Alex Massie speaks for many of us, including me:
Is there not something mildly shameful, something plausibly demeaning, about this excessive fascination with another country’s ruling dynasty? Aren’t you supposed to be a bit better than this, America? There is no need for overt hostility to the British royals; a studied, even lofty, disinterest would surely be the most appropriate American attitude.

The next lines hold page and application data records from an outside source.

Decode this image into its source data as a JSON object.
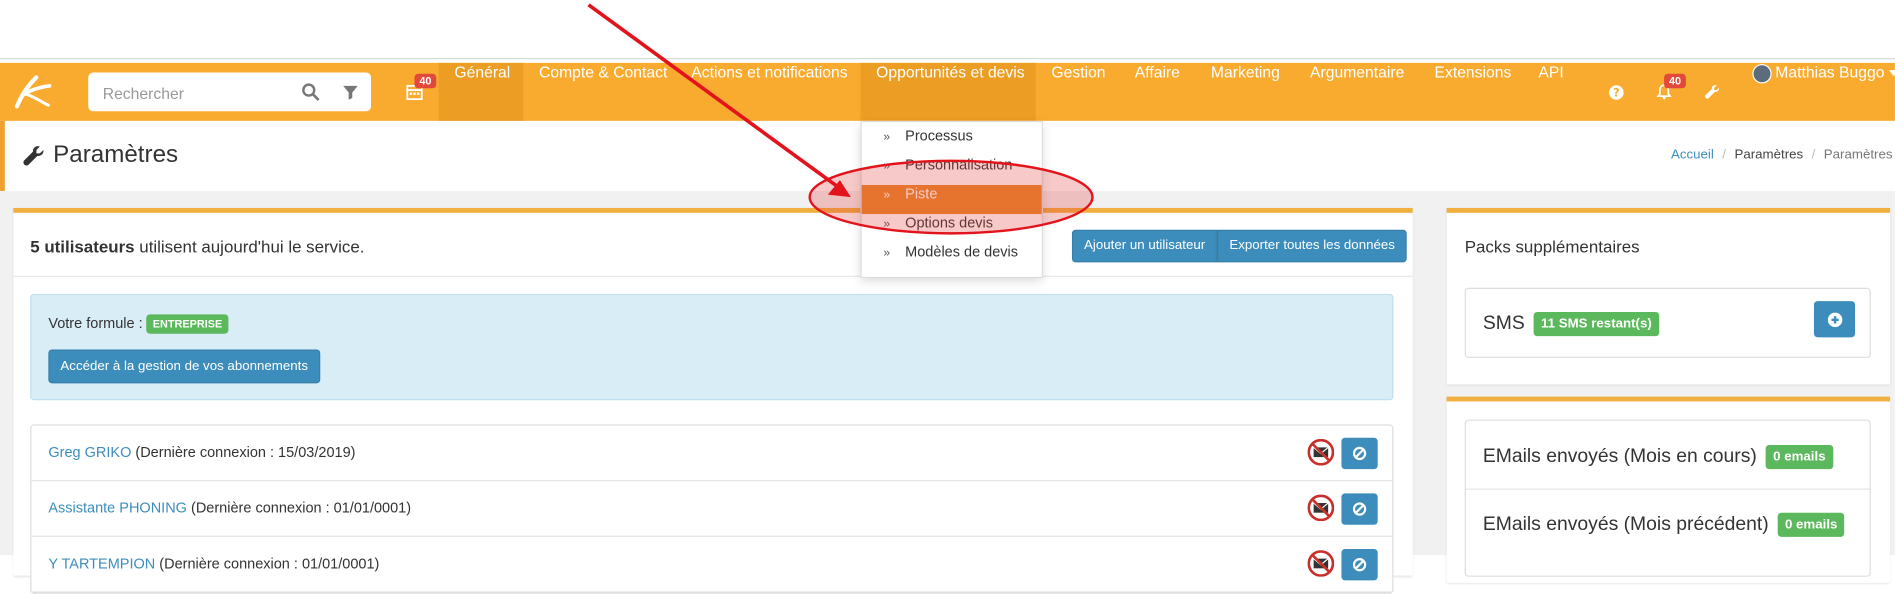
{
  "search": {
    "placeholder": "Rechercher"
  },
  "nav": {
    "calendar_badge": "40",
    "items": [
      "Général",
      "Compte & Contact",
      "Actions et notifications",
      "Opportunités et devis",
      "Gestion",
      "Affaire",
      "Marketing",
      "Argumentaire",
      "Extensions",
      "API"
    ],
    "notif_badge": "40",
    "user": "Matthias Buggo"
  },
  "dropdown": {
    "items": [
      "Processus",
      "Personnalisation",
      "Piste",
      "Options devis",
      "Modèles de devis"
    ]
  },
  "header": {
    "title": "Paramètres",
    "breadcrumb": [
      "Accueil",
      "Paramètres",
      "Paramètres"
    ]
  },
  "main": {
    "users_count": "5 utilisateurs",
    "users_text": " utilisent aujourd'hui le service.",
    "add_user": "Ajouter un utilisateur",
    "export_all": "Exporter toutes les données",
    "formula_label": "Votre formule :",
    "formula_value": "ENTREPRISE",
    "manage_subs": "Accéder à la gestion de vos abonnements",
    "users": [
      {
        "name": "Greg GRIKO",
        "info": " (Dernière connexion : 15/03/2019)"
      },
      {
        "name": "Assistante PHONING",
        "info": " (Dernière connexion : 01/01/0001)"
      },
      {
        "name": "Y TARTEMPION",
        "info": " (Dernière connexion : 01/01/0001)"
      }
    ]
  },
  "side": {
    "packs_title": "Packs supplémentaires",
    "sms_label": "SMS",
    "sms_badge": "11 SMS restant(s)",
    "emails_current": "EMails envoyés (Mois en cours)",
    "emails_current_badge": "0 emails",
    "emails_prev": "EMails envoyés (Mois précédent)",
    "emails_prev_badge": "0 emails"
  },
  "colors": {
    "navbar": "#f9ab2f",
    "accent_blue": "#3c8dbc",
    "green": "#5cb85c",
    "badge_red": "#e2493a",
    "annotation_red": "#e3131b"
  }
}
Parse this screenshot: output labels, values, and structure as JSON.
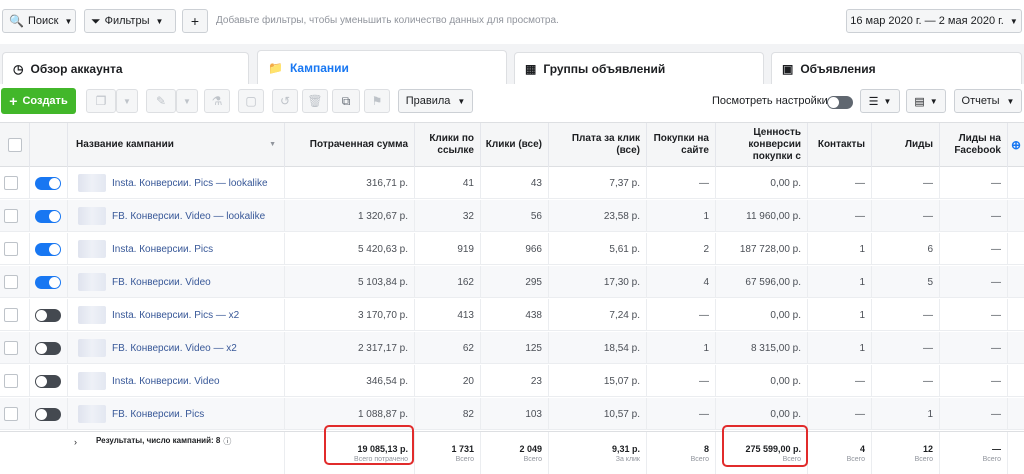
{
  "topbar": {
    "search_label": "Поиск",
    "filters_label": "Фильтры",
    "add_label": "+",
    "hint": "Добавьте фильтры, чтобы уменьшить количество данных для просмотра.",
    "date_range": "16 мар 2020 г. — 2 мая 2020 г."
  },
  "tabs": [
    {
      "label": "Обзор аккаунта",
      "icon": "dashboard-icon"
    },
    {
      "label": "Кампании",
      "icon": "folder-icon"
    },
    {
      "label": "Группы объявлений",
      "icon": "grid-icon"
    },
    {
      "label": "Объявления",
      "icon": "ad-icon"
    }
  ],
  "toolbar": {
    "create_label": "Создать",
    "rules_label": "Правила",
    "settings_label": "Посмотреть настройки",
    "reports_label": "Отчеты"
  },
  "columns": [
    "Название кампании",
    "Потраченная сумма",
    "Клики по ссылке",
    "Клики (все)",
    "Плата за клик (все)",
    "Покупки на сайте",
    "Ценность конверсии покупки с",
    "Контакты",
    "Лиды",
    "Лиды на Facebook"
  ],
  "rows": [
    {
      "name": "Insta. Конверсии. Pics — lookalike",
      "on": true,
      "spent": "316,71 р.",
      "link_clicks": "41",
      "clicks": "43",
      "cpc": "7,37 р.",
      "purchases": "—",
      "value": "0,00 р.",
      "contacts": "—",
      "leads": "—",
      "fb_leads": "—"
    },
    {
      "name": "FB. Конверсии. Video — lookalike",
      "on": true,
      "spent": "1 320,67 р.",
      "link_clicks": "32",
      "clicks": "56",
      "cpc": "23,58 р.",
      "purchases": "1",
      "value": "11 960,00 р.",
      "contacts": "—",
      "leads": "—",
      "fb_leads": "—"
    },
    {
      "name": "Insta. Конверсии. Pics",
      "on": true,
      "spent": "5 420,63 р.",
      "link_clicks": "919",
      "clicks": "966",
      "cpc": "5,61 р.",
      "purchases": "2",
      "value": "187 728,00 р.",
      "contacts": "1",
      "leads": "6",
      "fb_leads": "—"
    },
    {
      "name": "FB. Конверсии. Video",
      "on": true,
      "spent": "5 103,84 р.",
      "link_clicks": "162",
      "clicks": "295",
      "cpc": "17,30 р.",
      "purchases": "4",
      "value": "67 596,00 р.",
      "contacts": "1",
      "leads": "5",
      "fb_leads": "—"
    },
    {
      "name": "Insta. Конверсии. Pics — x2",
      "on": false,
      "spent": "3 170,70 р.",
      "link_clicks": "413",
      "clicks": "438",
      "cpc": "7,24 р.",
      "purchases": "—",
      "value": "0,00 р.",
      "contacts": "1",
      "leads": "—",
      "fb_leads": "—"
    },
    {
      "name": "FB. Конверсии. Video — x2",
      "on": false,
      "spent": "2 317,17 р.",
      "link_clicks": "62",
      "clicks": "125",
      "cpc": "18,54 р.",
      "purchases": "1",
      "value": "8 315,00 р.",
      "contacts": "1",
      "leads": "—",
      "fb_leads": "—"
    },
    {
      "name": "Insta. Конверсии. Video",
      "on": false,
      "spent": "346,54 р.",
      "link_clicks": "20",
      "clicks": "23",
      "cpc": "15,07 р.",
      "purchases": "—",
      "value": "0,00 р.",
      "contacts": "—",
      "leads": "—",
      "fb_leads": "—"
    },
    {
      "name": "FB. Конверсии. Pics",
      "on": false,
      "spent": "1 088,87 р.",
      "link_clicks": "82",
      "clicks": "103",
      "cpc": "10,57 р.",
      "purchases": "—",
      "value": "0,00 р.",
      "contacts": "—",
      "leads": "1",
      "fb_leads": "—"
    }
  ],
  "summary": {
    "label": "Результаты, число кампаний: 8",
    "spent": "19 085,13 р.",
    "spent_sub": "Всего потрачено",
    "link_clicks": "1 731",
    "link_clicks_sub": "Всего",
    "clicks": "2 049",
    "clicks_sub": "Всего",
    "cpc": "9,31 р.",
    "cpc_sub": "За клик",
    "purchases": "8",
    "purchases_sub": "Всего",
    "value": "275 599,00 р.",
    "value_sub": "Всего",
    "contacts": "4",
    "contacts_sub": "Всего",
    "leads": "12",
    "leads_sub": "Всего",
    "fb_leads": "—",
    "fb_leads_sub": "Всего"
  },
  "colors": {
    "accent": "#1877f2",
    "create": "#42b72a",
    "highlight": "#e12b2b"
  }
}
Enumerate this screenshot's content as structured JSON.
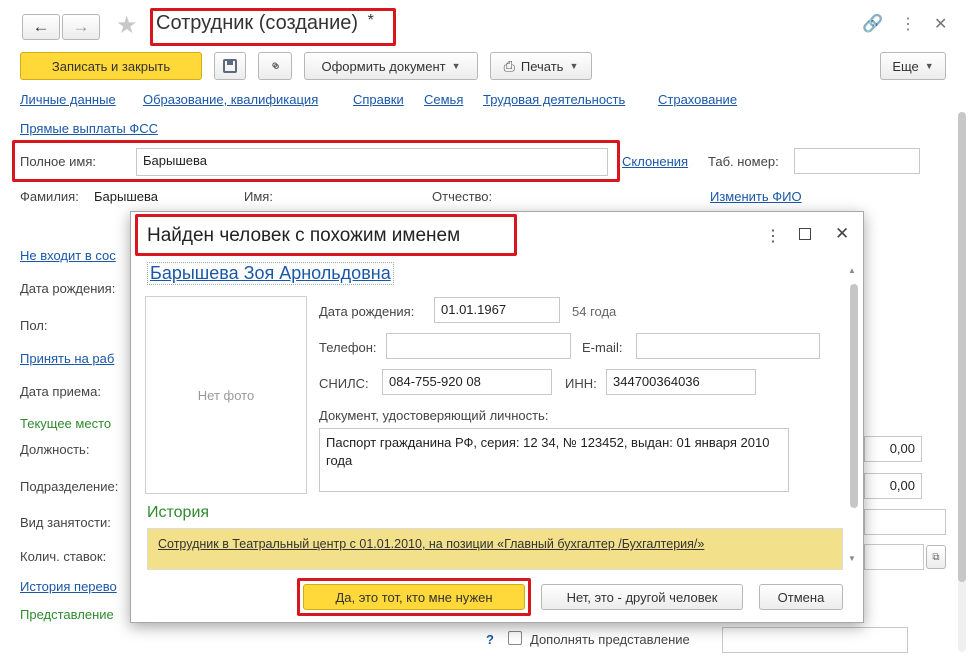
{
  "window": {
    "title": "Сотрудник (создание)",
    "modified_mark": "*",
    "icons": {
      "back": "arrow-left-icon",
      "forward": "arrow-right-icon",
      "favorite": "star-icon",
      "link": "link-icon",
      "menu": "kebab-menu-icon",
      "close": "close-icon"
    }
  },
  "toolbar": {
    "save_close": "Записать и закрыть",
    "save_icon": "floppy-disk-icon",
    "attach_icon": "paperclip-icon",
    "create_document": "Оформить документ",
    "print": "Печать",
    "more": "Еще"
  },
  "nav_links": [
    "Личные данные",
    "Образование, квалификация",
    "Справки",
    "Семья",
    "Трудовая деятельность",
    "Страхование",
    "Прямые выплаты ФСС"
  ],
  "form": {
    "full_name_label": "Полное имя:",
    "full_name_value": "Барышева",
    "declension_link": "Склонения",
    "tab_number_label": "Таб. номер:",
    "tab_number_value": "",
    "surname_label": "Фамилия:",
    "surname_value": "Барышева",
    "name_label": "Имя:",
    "patronymic_label": "Отчество:",
    "change_fio_link": "Изменить ФИО",
    "not_in_link": "Не входит в сос",
    "birth_date_label": "Дата рождения:",
    "gender_label": "Пол:",
    "hire_link": "Принять на раб",
    "hire_date_label": "Дата приема:",
    "current_place_label": "Текущее место",
    "position_label": "Должность:",
    "department_label": "Подразделение:",
    "employment_type_label": "Вид занятости:",
    "rates_label": "Колич. ставок:",
    "transfer_history_link": "История перево",
    "representation_label": "Представление",
    "value_1": "0,00",
    "value_2": "0,00",
    "help_mark": "?",
    "complete_representation": "Дополнять представление"
  },
  "dialog": {
    "title": "Найден человек с похожим именем",
    "person_name": "Барышева Зоя Арнольдовна",
    "no_photo": "Нет фото",
    "birth_date_label": "Дата рождения:",
    "birth_date_value": "01.01.1967",
    "age": "54 года",
    "phone_label": "Телефон:",
    "phone_value": "",
    "email_label": "E-mail:",
    "email_value": "",
    "snils_label": "СНИЛС:",
    "snils_value": "084-755-920 08",
    "inn_label": "ИНН:",
    "inn_value": "344700364036",
    "document_label": "Документ, удостоверяющий личность:",
    "document_value": "Паспорт гражданина РФ, серия: 12 34, № 123452, выдан: 01 января 2010 года",
    "history_label": "История",
    "history_entry": "Сотрудник в Театральный центр с 01.01.2010, на позиции «Главный бухгалтер /Бухгалтерия/»",
    "yes_button": "Да, это тот, кто мне нужен",
    "no_button": "Нет, это - другой человек",
    "cancel_button": "Отмена"
  },
  "colors": {
    "accent_yellow": "#ffd83a",
    "highlight_red": "#d7161e",
    "link_blue": "#1a57a8",
    "history_yellow": "#f2e08a",
    "green_text": "#2e8b2e"
  }
}
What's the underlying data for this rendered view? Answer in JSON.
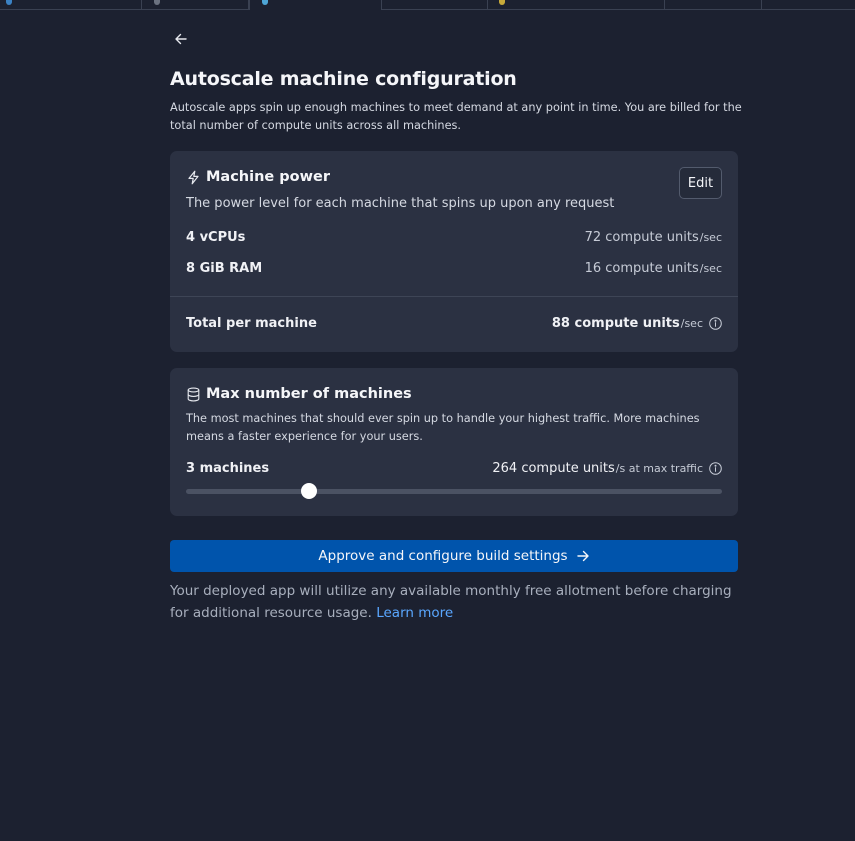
{
  "tabs": [
    {
      "label": "",
      "active": false
    },
    {
      "label": "",
      "active": false
    },
    {
      "label": "",
      "active": true
    },
    {
      "label": "",
      "active": false
    },
    {
      "label": "",
      "active": false
    },
    {
      "label": "",
      "active": false
    },
    {
      "label": "",
      "active": false
    }
  ],
  "header": {
    "back_icon": "arrow-left-icon",
    "title": "Autoscale machine configuration",
    "description": "Autoscale apps spin up enough machines to meet demand at any point in time. You are billed for the total number of compute units across all machines."
  },
  "machine_power": {
    "icon": "lightning-bolt-icon",
    "title": "Machine power",
    "subtitle": "The power level for each machine that spins up upon any request",
    "edit_label": "Edit",
    "rows": [
      {
        "label": "4 vCPUs",
        "value": "72 compute units",
        "unit": "/sec"
      },
      {
        "label": "8 GiB RAM",
        "value": "16 compute units",
        "unit": "/sec"
      }
    ],
    "total": {
      "label": "Total per machine",
      "value": "88 compute units",
      "unit": "/sec",
      "info_icon": "info-circle-icon"
    }
  },
  "max_machines": {
    "icon": "database-icon",
    "title": "Max number of machines",
    "subtitle": "The most machines that should ever spin up to handle your highest traffic. More machines means a faster experience for your users.",
    "count_label": "3 machines",
    "value": "264 compute units",
    "unit": "/s at max traffic",
    "info_icon": "info-circle-icon",
    "slider_fraction": 0.23
  },
  "actions": {
    "primary_label": "Approve and configure build settings",
    "primary_icon": "arrow-right-icon"
  },
  "footer": {
    "text": "Your deployed app will utilize any available monthly free allotment before charging for additional resource usage.",
    "link_label": "Learn more"
  },
  "colors": {
    "background": "#1c2130",
    "card": "#2b3142",
    "primary": "#0054ac",
    "link": "#5aa7ff"
  }
}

My impression is that popular and media fascination with the British royal family is bound up with the official Anglophilia that so many pundits and politicians feel compelled to embrace. The strange American fascination with the Windsors is the more popular version of the overly exaggerated importance that some people in Britain and America attach to the U.S.-U.K. “special” relationship. For dedicated Anglophiles in the U.S., it isn’t enough that the two countries have good relations and cooperate closely on a range of international issues. No, they have to pretend to be indignant about returned Churchill busts, U.S. neutrality between Britain and Argentina regarding the Falklands, and the possibility of Scottish independence. The best thing that can be said about American interest in the Windsors is that it is embarrassing but mostly harmless, while the other contributes to a political atmosphere that makes a normal, balanced relationship with the U.K. harder to maintain.